September 27, 2022

The windows in your home are a gateway to the outdoors, a way to draw light in as you appreciate the view of your garden, yard or other surroundings. The last thing you need to see is a sweaty window plastered in a film of condensation.

Not only are windows plastered with condensation unappealing, they also can be a symptom of a more substantial air-quality problem in your home. Thankfully, there’s numerous things you can try to address the problem.

What Creates Condensation in Windows

Condensation on the interior of windows is produced by the humid warm air inside your home reaching the cooler surface of your windows. It’s particularly commonplace during the winter when it’s much cooler outside than it is inside your home.

Inside Moisture vs. In Between Panes

When talking about condensation, it’s crucial to know the distinction between moisture on the inside of your windows in comparison to moisture in between the windowpanes. One is an indoor air quality issue and the other is a window issue.

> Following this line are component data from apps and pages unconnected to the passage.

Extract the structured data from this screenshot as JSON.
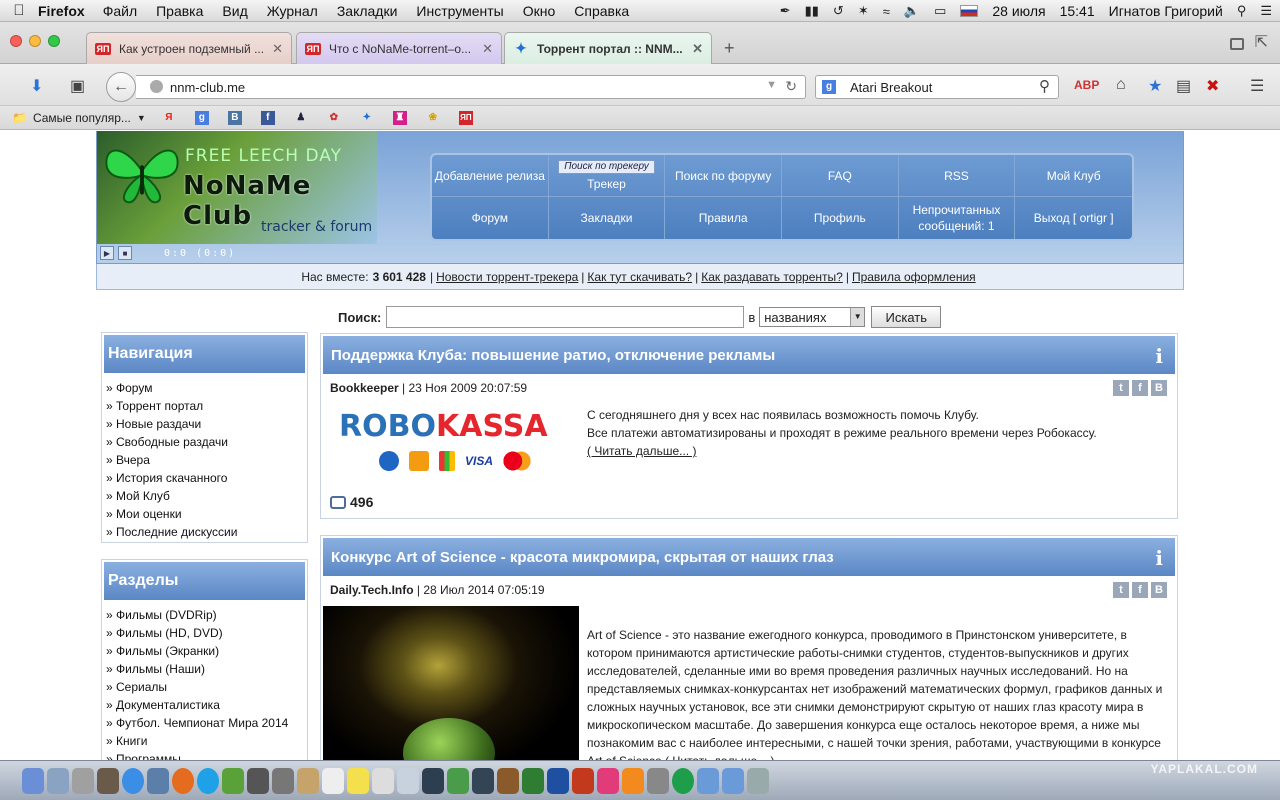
{
  "menubar": {
    "app": "Firefox",
    "items": [
      "Файл",
      "Правка",
      "Вид",
      "Журнал",
      "Закладки",
      "Инструменты",
      "Окно",
      "Справка"
    ],
    "date": "28 июля",
    "time": "15:41",
    "user": "Игнатов Григорий"
  },
  "tabs": [
    {
      "title": "Как устроен подземный ..."
    },
    {
      "title": "Что с NoNaMe-torrent–о..."
    },
    {
      "title": "Торрент портал :: NNM..."
    }
  ],
  "nav": {
    "url": "nnm-club.me",
    "search_value": "Atari Breakout"
  },
  "bookmarks": {
    "first": "Самые популяр..."
  },
  "header": {
    "promo": "FREE LEECH DAY",
    "logo": "NoNaMe Club",
    "tagline": "tracker & forum",
    "player_time": "0:0 (0:0)"
  },
  "menu": {
    "row1": [
      {
        "label": "Добавление релиза"
      },
      {
        "mini": "Поиск по трекеру",
        "label": "Трекер"
      },
      {
        "label": "Поиск по форуму"
      },
      {
        "label": "FAQ"
      },
      {
        "label": "RSS"
      },
      {
        "label": "Мой Клуб"
      }
    ],
    "row2": [
      {
        "label": "Форум"
      },
      {
        "label": "Закладки"
      },
      {
        "label": "Правила"
      },
      {
        "label": "Профиль"
      },
      {
        "label": "Непрочитанных сообщений: 1"
      },
      {
        "label": "Выход [ ortigr ]"
      }
    ]
  },
  "infobar": {
    "prefix": "Нас вместе:",
    "count": "3 601 428",
    "links": [
      "Новости торрент-трекера",
      "Как тут скачивать?",
      "Как раздавать торренты?",
      "Правила оформления"
    ]
  },
  "search": {
    "label": "Поиск:",
    "in": "в",
    "option": "названиях",
    "button": "Искать"
  },
  "sidebar": {
    "nav_title": "Навигация",
    "nav_items": [
      "» Форум",
      "» Торрент портал",
      "» Новые раздачи",
      "» Свободные раздачи",
      "» Вчера",
      "» История скачанного",
      "» Мой Клуб",
      "» Мои оценки",
      "» Последние дискуссии"
    ],
    "sections_title": "Разделы",
    "section_items": [
      "» Фильмы (DVDRip)",
      "» Фильмы (HD, DVD)",
      "» Фильмы (Экранки)",
      "» Фильмы (Наши)",
      "» Сериалы",
      "» Документалистика",
      "» Футбол. Чемпионат Мира 2014",
      "» Книги",
      "» Программы"
    ]
  },
  "articles": [
    {
      "title": "Поддержка Клуба: повышение ратио, отключение рекламы",
      "author": "Bookkeeper",
      "date": "23 Ноя 2009 20:07:59",
      "lines": [
        "С сегодняшнего дня у всех нас появилась возможность помочь Клубу.",
        "Все платежи автоматизированы и проходят в режиме реального времени через Робокассу."
      ],
      "more": "( Читать дальше... )",
      "comments": "496",
      "logo_a": "ROBO",
      "logo_b": "KASSA",
      "visa": "VISA"
    },
    {
      "title": "Конкурс Art of Science - красота микромира, скрытая от наших глаз",
      "author": "Daily.Tech.Info",
      "date": "28 Июл 2014 07:05:19",
      "text": "Art of Science - это название ежегодного конкурса, проводимого в Принстонском университете, в котором принимаются артистические работы-снимки студентов, студентов-выпускников и других исследователей, сделанные ими во время проведения различных научных исследований. Но на представляемых снимках-конкурсантах нет изображений математических формул, графиков данных и сложных научных установок, все эти снимки демонстрируют скрытую от наших глаз красоту мира в микроскопическом масштабе. До завершения конкурса еще осталось некоторое время, а ниже мы познакомим вас с наиболее интересными, с нашей точки зрения, работами, участвующими в конкурсе Art of Science ( Читать дальше... )"
    }
  ],
  "watermark": "YAPLAKAL.COM"
}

  • Moisture on the inside of a window is caused from the warm moist air inside your home forming along the glass.
  • Any moisture you notice between windowpanes is produced when the window seal fails and moisture seeps between the two panes of glass, in which case the window has to be repaired or replaced.
  • Condensation in the windows isn’t a window problem and can instead be resolved by adjusting the humidity inside your home. Numerous things produce humidity inside a home, such as showers, cooking, laundry or even breathing.

Why Condensation on Windows Can Be an Issue

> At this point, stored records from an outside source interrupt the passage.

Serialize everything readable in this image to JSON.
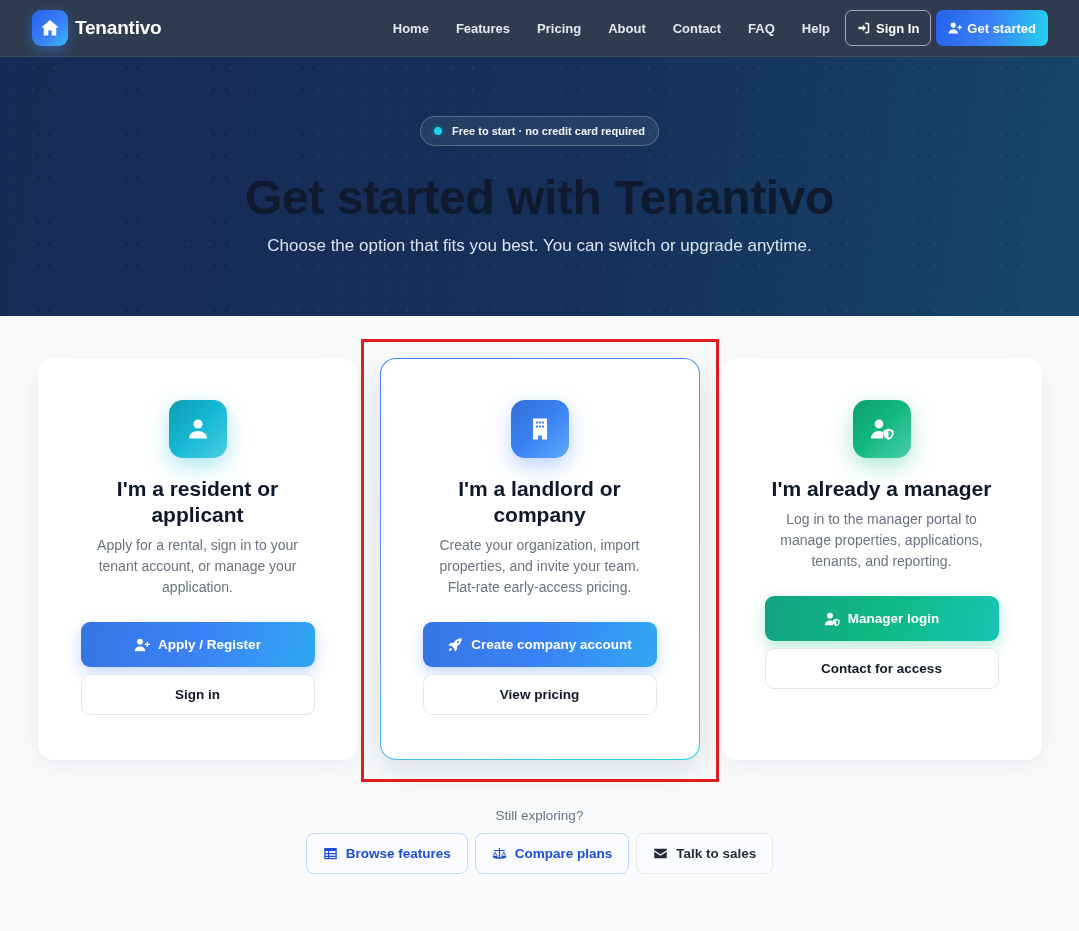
{
  "navbar": {
    "brand": "Tenantivo",
    "links": [
      "Home",
      "Features",
      "Pricing",
      "About",
      "Contact",
      "FAQ",
      "Help"
    ],
    "buttons": [
      {
        "label": "Sign In",
        "kind": "outline"
      },
      {
        "label": "Get started",
        "kind": "primary"
      }
    ]
  },
  "hero": {
    "badge": "Free to start · no credit card required",
    "title": "Get started with Tenantivo",
    "subtitle": "Choose the option that fits you best. You can switch or upgrade anytime."
  },
  "cards": [
    {
      "title": "I'm a resident or applicant",
      "description": "Apply for a rental, sign in to your tenant account, or manage your application.",
      "color": "#14b8d4",
      "featured": false,
      "outlined": false,
      "buttons": [
        {
          "label": "Apply / Register",
          "kind": "primary",
          "color": "#3b82f6"
        },
        {
          "label": "Sign in",
          "kind": "secondary"
        }
      ]
    },
    {
      "title": "I'm a landlord or company",
      "description": "Create your organization, import properties, and invite your team. Flat-rate early-access pricing.",
      "color": "#3b82f6",
      "featured": true,
      "outlined": true,
      "buttons": [
        {
          "label": "Create company account",
          "kind": "primary",
          "color": "#3b82f6"
        },
        {
          "label": "View pricing",
          "kind": "secondary"
        }
      ]
    },
    {
      "title": "I'm already a manager",
      "description": "Log in to the manager portal to manage properties, applications, tenants, and reporting.",
      "color": "#10b981",
      "featured": false,
      "outlined": false,
      "buttons": [
        {
          "label": "Manager login",
          "kind": "primary",
          "color": "#10b981"
        },
        {
          "label": "Contact for access",
          "kind": "secondary"
        }
      ]
    }
  ],
  "explore": {
    "prompt": "Still exploring?",
    "buttons": [
      {
        "label": "Browse features",
        "kind": "accent"
      },
      {
        "label": "Compare plans",
        "kind": "accent"
      },
      {
        "label": "Talk to sales",
        "kind": "plain"
      }
    ]
  }
}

Even though you might presume condensation on the inside of your windows is a cosmetic issue, it may also be indicating your home has excess humidity. If this is the case, water could also be accumulating on window frames, cold walls or other surfaces. Even a slim film of water can encourage wood surfaces to mildew or rot over time, increasing the growth of mildew or mold.

How to Decrease Humidity Inside Your Home

Fortunately there are numerous options for removing moisture from the air throughout your home.

If you have a humidifier active in your home – whether it be a small-scale unit or a whole-house humidifier – lower it further so the humidity inside your home comes down.

If you don’t have a humidifier active and your home’s humidity level is higher than you prefer, think about installing a dehumidifier. While humidifiers put moisture in your home so the air doesn’t get too dry, a dehumidifier pulls excess moisture out of the air.

Small, portable dehumidifiers can remove the water from a single room. However, portable units require emptying water trays and generally service a somewhat limited area. A whole-house dehumidifier will eliminate moisture throughout your entire home.

Whole-house dehumidifier systems are managed by a humidistat, which allows you to specify a humidity level the same as you would select a temperature via your thermostat. The unit will run immediately when the humidity level overtakes the set level. These systems coordinate with your home’s HVAC system, so you will receive the best results if you contact qualified professionals for whole-house dehumidifier installation Kingsville.

Additional Ways to Reduce Condensation on Windows

  • Exhaust fans. Putting in exhaust fans near humidity hotspots such as the bathroom, laundry room or above the kitchen range can help by drawing the warm, moist air from these rooms out of your home before it can elevate the humidity level inside your home.
  • Ceiling fans. Spinning ceiling fans can also keep air circulating inside the home so humid air doesn’t get trapped in one area.
  • Opening up window treatments. Opening the blinds or drapes can reduce condensation by preventing the warm air from being stuck against the windowpane.

By lowering humidity in your home and circulating air throughout your home, you can enjoy clear, moisture-free windows even in the middle of the winter.